A man who turned a Somerset beachside shack into an eccentric home 25 years ago has been told to move out because his occupation is illegal. David Burgess, 63, added windows, a driftwood roof and a front door to the stone hut, believed to have once been a lime kiln.
He slept on a mattress made of leaves at the dwelling in Porlock, which is an hour from the nearest road. Visitors who made it down the treacherous path to the hut were invited to sleep in a bunk-bed fashioned from fishing nets he had salvaged from the Bristol Channel.
The nomad, who spend four months of the year at the shack, embarked upon four-mile shopping trips to acquire tinned food, which he heated outside the house. Wild deer would eat any produce grown on the site, Burgess claimed.
But the real-life castaway has now been told to leave the sheltered spot because Exmoor National Park has claimed ownership of the property. The Park submitted forms to the Land Registry asserting that it had owned the woodland and the building, which it said was actually a bark-drying hut, since 1974. The Park instructed Burgess to move and restore the property to its original state.
Mr Burgess said he had no intention of moving out of what has become his summer home. "We belong to the land, the land doesn't belong to us," he said. "It is an old ruined cottage which was begun in 1812 but was never completed. I am not doing any harm and I pick up rubbish.
"When I first saw it, it just had walls and spaces for the windows. I thought it would have been nice to stay in and I've collected driftwood over the years to put it right. I don't think I'm squatting." The Park management said that they were forced to take action because Mr Burgess himself had sought to claim ownership through the Registry.
A spokesman said: "We deplored the selfish action being taken by one individual in seeking to take ownership of this building, therefore denying access to the wider public.

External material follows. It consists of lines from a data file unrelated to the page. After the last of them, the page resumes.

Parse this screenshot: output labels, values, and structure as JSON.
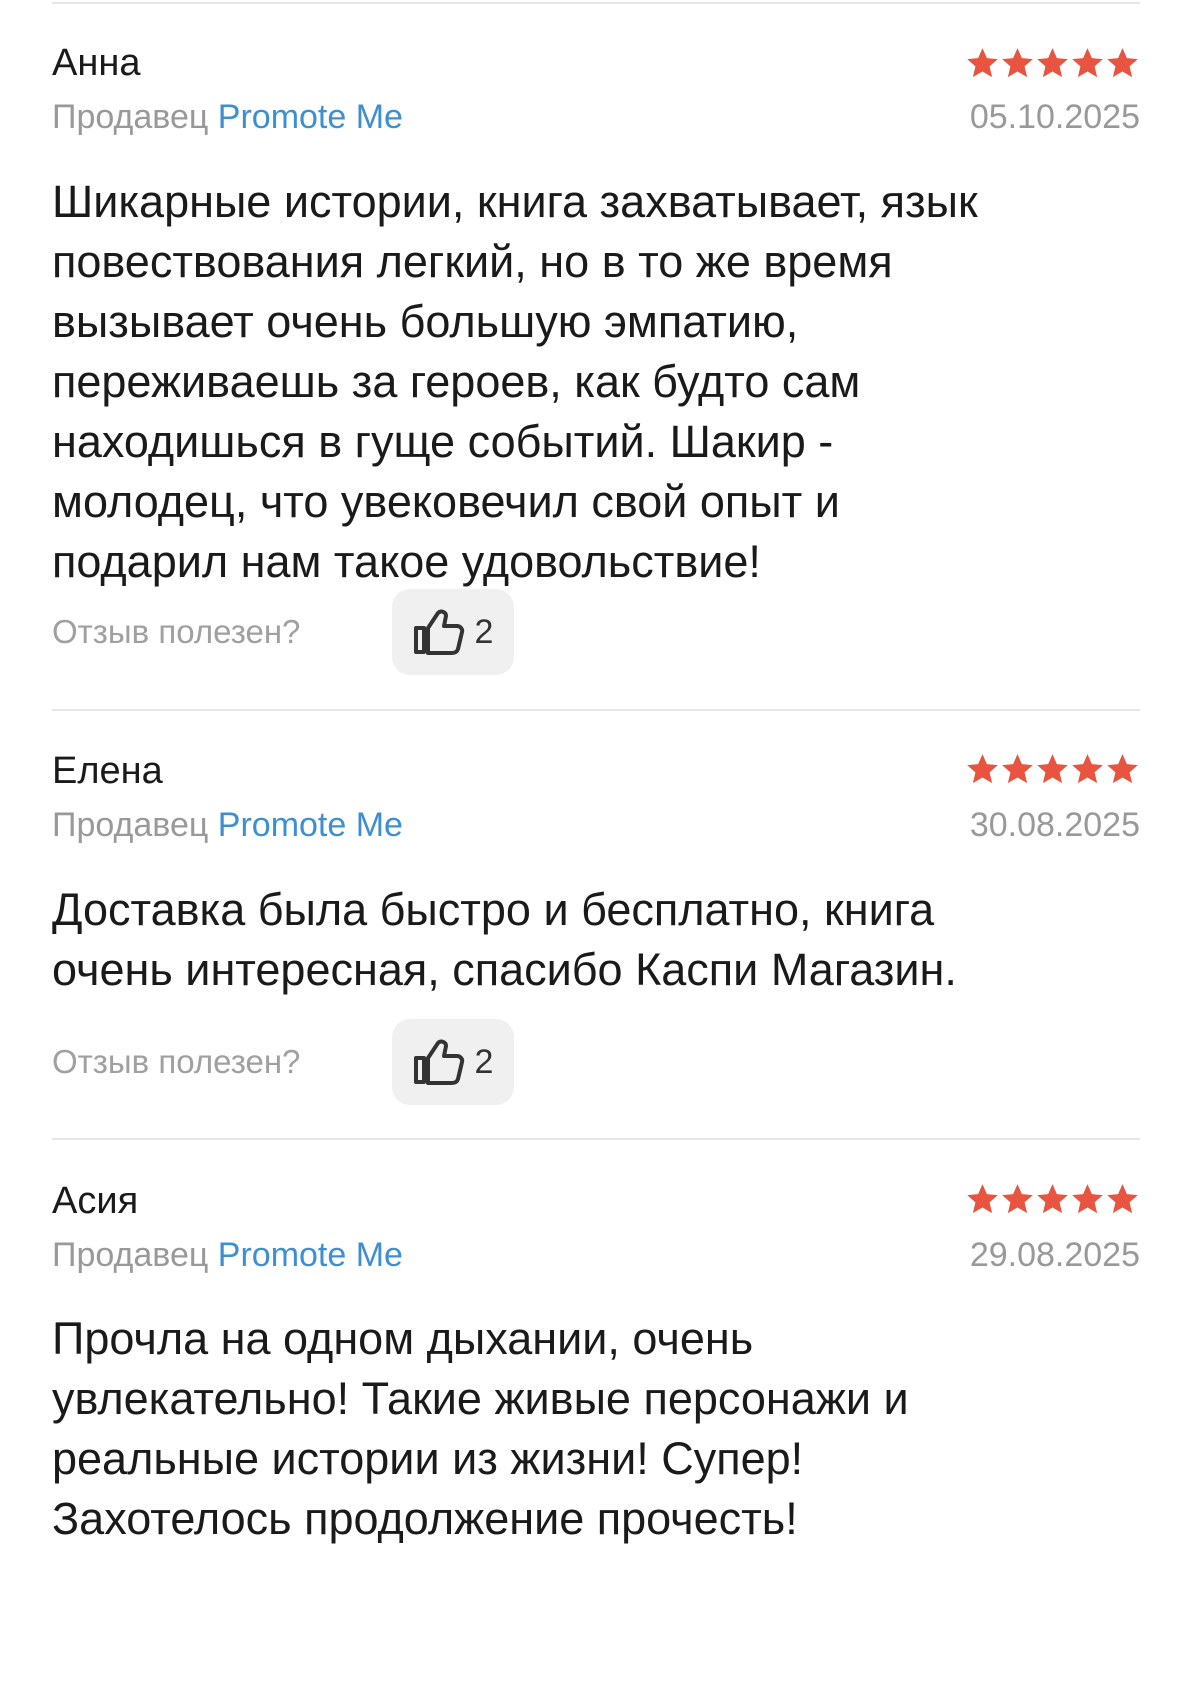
{
  "reviews": [
    {
      "author": "Анна",
      "rating": 5,
      "seller_prefix": "Продавец",
      "seller_name": "Promote Me",
      "date": "05.10.2025",
      "text_lines": [
        "Шикарные истории, книга захватывает, язык",
        "повествования легкий, но в то же время",
        "вызывает очень большую эмпатию,",
        "переживаешь за героев, как будто сам",
        "находишься в гуще событий. Шакир -",
        "молодец, что увековечил свой опыт и",
        "подарил нам такое удовольствие!"
      ],
      "helpful_label": "Отзыв полезен?",
      "likes": "2"
    },
    {
      "author": "Елена",
      "rating": 5,
      "seller_prefix": "Продавец",
      "seller_name": "Promote Me",
      "date": "30.08.2025",
      "text_lines": [
        "Доставка была быстро и бесплатно, книга",
        "очень интересная, спасибо Каспи Магазин."
      ],
      "helpful_label": "Отзыв полезен?",
      "likes": "2"
    },
    {
      "author": "Асия",
      "rating": 5,
      "seller_prefix": "Продавец",
      "seller_name": "Promote Me",
      "date": "29.08.2025",
      "text_lines": [
        "Прочла на одном дыхании, очень",
        "увлекательно! Такие живые персонажи и",
        "реальные истории из жизни! Супер!",
        "Захотелось продолжение прочесть!"
      ]
    }
  ],
  "colors": {
    "star": "#e8543f",
    "seller_link": "#3d8fd1",
    "muted": "#999999"
  },
  "icons": {
    "star": "star-icon",
    "like": "thumbs-up-icon"
  }
}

"The building in question is of historic interest which, before it was altered by Mr Burgess, had gaps in the sides suggesting it could have been the remains of a tan bark-drying house or lime-burner's building. It forms part of a complex of structures and tracks including a limekiln and the remains of two other buildings."
Mr Burgess has now indicated the he would end his bid for ownership because of the legal costs involved. A Park Authority spokesman said: "If Mr Burgess is withdrawing his claim on the building at Embelle Wood, we would be happy to discuss with him some arrangement whereby he could continue to enjoy the area." According to Mr Burgess , an Exmoor National Park Authority official had initially suggested that it might be possible for him to formalise his occupation by paying a peppercorn rent.
When that suggestion was not followed up, he made a formal claim to the Registry. But the Park denied that any such peppercorn arrangement had been offered. For the time being, Burgess, who spends the winter months inland at a friend's house in Devon, will continue to live in his dwelling, which is 30 minutes walk to the nearest neighbour.
Although Mr Burgess does not grow his food,he is a member of a group that helps people live and work on organic farms.